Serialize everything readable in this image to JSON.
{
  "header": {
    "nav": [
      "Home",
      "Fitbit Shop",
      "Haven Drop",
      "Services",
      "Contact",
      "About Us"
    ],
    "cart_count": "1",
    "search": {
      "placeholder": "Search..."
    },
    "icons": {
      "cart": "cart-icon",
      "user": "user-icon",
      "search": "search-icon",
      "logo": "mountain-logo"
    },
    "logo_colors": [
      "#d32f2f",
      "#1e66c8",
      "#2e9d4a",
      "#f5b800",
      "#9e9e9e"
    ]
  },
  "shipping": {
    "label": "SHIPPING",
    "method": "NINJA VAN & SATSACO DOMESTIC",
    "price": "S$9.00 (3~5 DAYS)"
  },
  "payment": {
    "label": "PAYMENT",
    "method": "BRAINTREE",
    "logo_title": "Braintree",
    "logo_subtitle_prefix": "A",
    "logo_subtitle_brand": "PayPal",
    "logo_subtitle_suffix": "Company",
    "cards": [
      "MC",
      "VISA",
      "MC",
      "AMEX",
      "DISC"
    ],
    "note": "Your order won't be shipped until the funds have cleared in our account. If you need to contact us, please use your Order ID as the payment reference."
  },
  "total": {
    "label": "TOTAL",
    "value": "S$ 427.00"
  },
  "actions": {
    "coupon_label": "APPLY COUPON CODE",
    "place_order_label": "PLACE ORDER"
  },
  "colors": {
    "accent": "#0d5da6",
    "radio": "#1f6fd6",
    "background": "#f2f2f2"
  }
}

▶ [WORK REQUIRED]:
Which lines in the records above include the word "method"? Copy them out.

▶ [EXERCISE RESPONSE]:
    "method": "NINJA VAN & SATSACO DOMESTIC",
    "method": "BRAINTREE",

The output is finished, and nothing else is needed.